More recently, the company won a high-profile contract to supply the World Trade Organization's December meeting in Hong Kong. nComputing also received the award for best server-based application at the CeBit conference in Hannover, Germany, earlier this year. Now the company's stepping up its presence in the U.S.

The odds are admittedly against a newbie entering a commodity hardware niche in an increasingly hardscrabble market. But if we've learned anything about the history of the technology business, it's that the constellation is always in motion. It wasn't so long ago that the digerati determined we were forever destined to live in an all-Microsoft Windows world. Then came Linux and Java--not to mention a revived Apple--and you know the rest of that story.

nComputing has something else in its favor. Steve Dukker, a savvy technology veteran who put eMachines on the map as its founding chief executive, has signed on to help do the same for nComputing in this country. (The CEO is Young Song, who was a co-founder of eMachines.) It's hard to handicap the chances of any start-up, but management savvy counts for a lot. Dukker did this once; if the stars align in the right way, maybe he can do it again.

I've seen the systems up close. They run structured applications, such as spreadsheets or word processors, without apparent problem. Each system on the network operates as if it were an independent terminal. You might run into performance issues with transaction-intensive computer games. But that's not the market these guys want to target--and if we're talking about reaching the untethered and underprivileged billions, the story becomes quite interesting.

nComputing's systems do not use chips from Intel or Advanced Micro Devices (or Microsoft operating systems).

The company instead has implemented an entire "thin client" system on a single chip with no operating system or application programs. As nComputing increases product volume, it expects prices per unit will plummet. Dukker says the margins are still sufficient to support a business.

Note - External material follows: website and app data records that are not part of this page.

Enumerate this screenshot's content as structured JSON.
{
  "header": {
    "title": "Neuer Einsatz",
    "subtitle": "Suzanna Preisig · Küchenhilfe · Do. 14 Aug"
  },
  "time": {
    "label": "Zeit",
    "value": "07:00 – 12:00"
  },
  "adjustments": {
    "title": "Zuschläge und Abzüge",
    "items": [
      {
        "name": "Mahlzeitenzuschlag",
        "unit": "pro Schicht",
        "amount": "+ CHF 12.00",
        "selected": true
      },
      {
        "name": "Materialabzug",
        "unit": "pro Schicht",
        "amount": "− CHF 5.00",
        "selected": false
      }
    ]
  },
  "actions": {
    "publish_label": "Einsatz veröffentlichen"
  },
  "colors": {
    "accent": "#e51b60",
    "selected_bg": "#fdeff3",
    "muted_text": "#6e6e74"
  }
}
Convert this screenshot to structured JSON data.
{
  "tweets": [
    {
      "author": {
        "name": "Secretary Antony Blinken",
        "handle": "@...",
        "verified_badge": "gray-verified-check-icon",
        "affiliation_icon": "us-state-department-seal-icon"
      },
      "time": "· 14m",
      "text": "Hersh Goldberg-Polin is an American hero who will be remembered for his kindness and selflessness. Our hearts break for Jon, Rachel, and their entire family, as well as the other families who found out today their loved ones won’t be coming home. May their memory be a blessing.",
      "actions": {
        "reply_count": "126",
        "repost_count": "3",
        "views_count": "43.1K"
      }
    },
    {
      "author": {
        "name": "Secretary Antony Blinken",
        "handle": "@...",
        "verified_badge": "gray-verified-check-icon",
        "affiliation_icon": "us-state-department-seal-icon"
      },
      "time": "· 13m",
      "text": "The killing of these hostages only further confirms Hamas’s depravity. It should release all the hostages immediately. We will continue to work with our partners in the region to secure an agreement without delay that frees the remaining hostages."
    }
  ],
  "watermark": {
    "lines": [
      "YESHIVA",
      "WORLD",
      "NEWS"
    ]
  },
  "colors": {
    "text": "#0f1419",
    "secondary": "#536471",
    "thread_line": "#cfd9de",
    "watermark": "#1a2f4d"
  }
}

An add-in card supports up to three additional users, hardwired up to 30 feet away from the host CPU over regular unshielded twisted pair wiring. You can add up to two cards into a single, low-end PC to support a total of seven users. That pushes the cost-per-user below the $70 per seat mark.

nComputing also sells a couple of versions of a terminal server for Windows.

One runs natively under Microsoft Windows and, for that matter, Linux. That version generates an environment where a number of users can share a single copy of Windows or Linux loaded onto the host PC. The second version is deployed in conjunction with VMWare, so you have several virtual machines, each running its own copy of Windows or Linux (or both) in a mixed environment.

None of this means nComputing is destined to beat out the efforts of Negroponte or Gates. This promises to be a protracted and competitive race where name recognition and industry throw-weight count for an awful lot. But wouldn't it be something if the underdog snuck past the big dogs because they were too busy arguing with each other?